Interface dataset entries
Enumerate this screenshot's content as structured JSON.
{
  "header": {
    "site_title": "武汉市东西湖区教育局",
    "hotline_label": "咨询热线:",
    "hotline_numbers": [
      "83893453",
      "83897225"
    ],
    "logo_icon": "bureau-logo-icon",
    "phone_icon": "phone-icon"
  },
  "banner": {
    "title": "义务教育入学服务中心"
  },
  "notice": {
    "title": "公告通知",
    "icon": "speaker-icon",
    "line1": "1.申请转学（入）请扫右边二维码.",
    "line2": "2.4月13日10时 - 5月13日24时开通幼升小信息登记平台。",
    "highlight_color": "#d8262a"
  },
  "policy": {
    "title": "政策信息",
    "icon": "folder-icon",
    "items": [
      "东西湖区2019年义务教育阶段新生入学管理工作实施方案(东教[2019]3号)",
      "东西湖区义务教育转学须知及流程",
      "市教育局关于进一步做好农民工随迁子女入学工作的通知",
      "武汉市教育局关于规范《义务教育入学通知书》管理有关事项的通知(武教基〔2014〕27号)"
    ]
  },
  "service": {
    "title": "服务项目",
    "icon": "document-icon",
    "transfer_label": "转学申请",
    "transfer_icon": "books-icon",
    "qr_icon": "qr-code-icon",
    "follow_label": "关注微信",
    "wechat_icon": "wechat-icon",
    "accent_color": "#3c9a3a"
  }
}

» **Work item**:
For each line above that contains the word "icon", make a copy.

» **The answer**:
    "logo_icon": "bureau-logo-icon",
    "phone_icon": "phone-icon"
    "icon": "speaker-icon",
    "icon": "folder-icon",
    "icon": "document-icon",
    "transfer_icon": "books-icon",
    "qr_icon": "qr-code-icon",
    "wechat_icon": "wechat-icon",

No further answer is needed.